New ideas in environmental health research took center stage at the Sept. 13 meeting of the National Advisory Environmental Health Sciences Council. Innovations in the field take many forms, as demonstrated by the variety of updates presented to council members.
A work in progress
Gwen Collman, Ph.D., director of the NIEHS Division of Extramural Research and Training (DERT), reported on efforts to build an NIEHS framework for describing translational research. Although many such frameworks exist within the National Institutes of Health (NIH), none are well-suited to the work of NIEHS.
“We want to be able to clearly communicate the concept of translational research,” Collman said. “And we want to provide a storytelling tool or structure for our grantee community, our intramural program, and our National Toxicology Program [NTP] — our field in general — to think broadly about how to describe our translational activities.”
DERT requested feedback, by Oct. 30, on a document describing a draft framework. The framework captures broad categories of scientific effort, such as fundamental questions, application, practice, and health impact, and provides examples of activities that fit within each category.
“We don’t think that the translational trajectory for work in the environmental health sciences is just from a discovery to a product — there are many steps along the way,” Collman explained.
”I find this very, very useful,” said council member Dave Eaton, Ph.D., from the University of Washington. Maureen Lichtveld, M.D., from Tulane University, asked whether council members could be helpful in sharing it, for instance, with community partners. “This is to be shared broadly, so it would be outstanding if you shared it with your community partners,” Collman replied.
Fifty years of informing public health decisions
NIEHS and NTP Director Linda Birnbaum, Ph.D., highlighted the 50th anniversary of the institute in her presentation, especially the Nov. 1 official celebration, and the Environmental Health Science FEST event Dec. 5-8 in downtown Durham, North Carolina.
Birnbaum shared five decades of NIEHS achievements, beginning with the establishment of the institute in 1966, under a congressional mandate to engage in the conduct and support of research, training, information dissemination, and other programs related to factors in the environment that affect human health, whether directly or indirectly.
The long list of historical examples showed how NIEHS has carried out that mandate, from assessment of the impact of Agent Orange to human health impacts of climate change. Other topics included responses to the Zika virus outbreak, harmful algal blooms, and exposures to lead in drinking water in Flint, Michigan. See the interactive timeline(https://www.niehs.nih.gov/about/anniversary/timeline/) of NIEHS milestones for more.
NIH responds to need for a new finish line

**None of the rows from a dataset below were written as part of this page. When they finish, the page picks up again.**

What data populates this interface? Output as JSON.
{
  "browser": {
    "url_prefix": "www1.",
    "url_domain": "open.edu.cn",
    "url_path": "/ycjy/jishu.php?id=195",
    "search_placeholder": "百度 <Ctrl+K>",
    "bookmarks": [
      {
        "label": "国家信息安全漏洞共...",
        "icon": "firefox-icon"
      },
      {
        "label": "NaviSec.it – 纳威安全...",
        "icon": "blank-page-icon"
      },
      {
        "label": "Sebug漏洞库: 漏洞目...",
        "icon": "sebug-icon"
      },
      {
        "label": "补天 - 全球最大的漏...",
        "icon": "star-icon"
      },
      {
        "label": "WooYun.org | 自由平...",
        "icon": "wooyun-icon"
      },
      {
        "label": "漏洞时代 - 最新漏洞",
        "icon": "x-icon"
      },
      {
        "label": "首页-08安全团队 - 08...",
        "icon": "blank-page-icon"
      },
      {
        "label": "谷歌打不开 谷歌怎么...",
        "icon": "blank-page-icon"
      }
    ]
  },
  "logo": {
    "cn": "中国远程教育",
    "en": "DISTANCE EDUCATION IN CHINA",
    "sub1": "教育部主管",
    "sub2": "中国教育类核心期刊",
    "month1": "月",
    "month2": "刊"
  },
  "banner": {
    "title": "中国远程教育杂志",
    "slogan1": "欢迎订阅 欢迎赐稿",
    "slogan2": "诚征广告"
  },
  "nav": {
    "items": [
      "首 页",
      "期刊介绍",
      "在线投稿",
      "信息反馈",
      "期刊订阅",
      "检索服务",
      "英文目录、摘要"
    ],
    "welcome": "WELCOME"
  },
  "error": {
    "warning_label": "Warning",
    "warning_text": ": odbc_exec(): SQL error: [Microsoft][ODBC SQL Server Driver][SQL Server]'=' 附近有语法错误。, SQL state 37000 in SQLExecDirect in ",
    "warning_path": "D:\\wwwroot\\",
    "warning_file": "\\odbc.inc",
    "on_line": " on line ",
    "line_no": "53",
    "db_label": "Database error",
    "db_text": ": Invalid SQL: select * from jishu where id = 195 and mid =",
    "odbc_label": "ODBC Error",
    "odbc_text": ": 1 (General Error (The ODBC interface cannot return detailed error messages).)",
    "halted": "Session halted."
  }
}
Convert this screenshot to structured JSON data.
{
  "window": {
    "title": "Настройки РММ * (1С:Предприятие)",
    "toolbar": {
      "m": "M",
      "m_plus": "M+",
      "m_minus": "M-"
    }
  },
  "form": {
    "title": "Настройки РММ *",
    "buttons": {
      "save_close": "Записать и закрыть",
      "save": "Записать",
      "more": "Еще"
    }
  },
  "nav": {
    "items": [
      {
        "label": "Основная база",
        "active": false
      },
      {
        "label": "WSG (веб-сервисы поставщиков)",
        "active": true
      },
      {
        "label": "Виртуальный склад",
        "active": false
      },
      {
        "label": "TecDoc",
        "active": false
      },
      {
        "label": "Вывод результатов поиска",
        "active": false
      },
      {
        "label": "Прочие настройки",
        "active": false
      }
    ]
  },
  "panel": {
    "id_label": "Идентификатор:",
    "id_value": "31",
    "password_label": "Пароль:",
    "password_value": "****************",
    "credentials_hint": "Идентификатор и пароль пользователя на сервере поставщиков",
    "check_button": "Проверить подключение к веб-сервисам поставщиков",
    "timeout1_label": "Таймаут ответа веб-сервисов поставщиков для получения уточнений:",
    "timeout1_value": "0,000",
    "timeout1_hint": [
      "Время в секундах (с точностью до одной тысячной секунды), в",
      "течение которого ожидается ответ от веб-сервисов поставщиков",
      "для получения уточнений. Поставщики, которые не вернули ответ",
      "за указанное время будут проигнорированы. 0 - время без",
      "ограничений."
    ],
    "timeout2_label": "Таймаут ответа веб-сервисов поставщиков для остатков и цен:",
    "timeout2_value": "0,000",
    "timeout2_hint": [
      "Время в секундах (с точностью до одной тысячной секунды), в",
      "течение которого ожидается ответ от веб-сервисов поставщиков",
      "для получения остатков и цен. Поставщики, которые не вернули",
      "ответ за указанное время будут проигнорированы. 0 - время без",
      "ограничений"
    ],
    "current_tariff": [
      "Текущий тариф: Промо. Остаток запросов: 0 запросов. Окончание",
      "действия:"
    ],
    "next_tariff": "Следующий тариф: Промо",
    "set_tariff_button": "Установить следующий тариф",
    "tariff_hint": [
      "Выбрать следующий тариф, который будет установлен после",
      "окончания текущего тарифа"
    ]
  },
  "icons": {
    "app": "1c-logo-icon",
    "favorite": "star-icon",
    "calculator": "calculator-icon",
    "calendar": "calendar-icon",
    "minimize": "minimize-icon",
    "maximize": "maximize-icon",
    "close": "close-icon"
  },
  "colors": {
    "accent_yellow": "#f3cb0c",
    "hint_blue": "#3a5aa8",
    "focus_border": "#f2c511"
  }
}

The metrics used to evaluate biomedical research are in dire need of re-evaluation, according to Michael Lauer, M.D., NIH deputy director for extramural research, who made his presentation by video.
Although the number of grants funded has remained relatively constant, the number of applications from researchers has increased dramatically. Lauer said this suggests the need for a new finish line or a broader measure for judging research quality. He discussed ways to take citations and additional factors into account.
“What we’d like to do over the next 5 to 10 years or so is figure out ways in which we can make our work more evidence-based,” Lauer said. “Ultimately, what we’re after are transformative discoveries that will make for a better world — better public health, better health care, and better policy.”
Science talk by Carmen Williams
Councilors were treated to a well-received science talk by Carmen Williams, M.D., Ph.D., the recently tenured head of the NIEHS Reproductive Medicine Group. She described her research on how environmental exposures affect a particularly sensitive time window in early development — the period immediately following fertilization of an egg. A fertilized embryo spends its first few days in the oviduct, which is between the ovary and uterus.
“Environmental impacts can change how the oviduct works, so [they] can change the health of the embryo inside the oviduct,” Williams noted. “Environmental compounds or chemicals that are estrogenic in nature can particularly affect the oviduct, because estrogen is a major regulator of oviduct function, and when [an exposure occurs], it can hurt development of the next generation.”
Thumbs up for small business funding opportunities
In another item of business, the council unanimously approved a proposal for four new funding opportunities, presented by Daniel Shaughnessy, Ph.D., who directs the Small Business Innovation Research and Small Business Technology Transfer grants program. The new topics will be phased in gradually over the next six years.
- Tools for measuring exposure and responses to engineered nanomaterials.
- Organotypic animal models or three-dimensional models from animal cells that better simulate effects on complex tissues for environmental health research.
- Animal and human cell panels to incorporate genetic diversity in toxicity testing.
- Educational tools for environmental health science.
The meeting closed with the first presentation to the council by Jed Bullock, NIEHS legislative liaison. In his talk, “Wrapping up the 114th Congress,” Bullock described the varied activities he conducts out of the NIEHS office in Bethesda, Maryland. His roles extend from helping facilitate interactions between Congress and NIEHS to monitoring and analyzing legislation — including budget bills, managing responses to congressional inquiries, and serving as liaison to the advocacy group Friends of NIEHS.
(Ernie Hood is a contract writer for the NIEHS Office of Communications and Public Liaison.)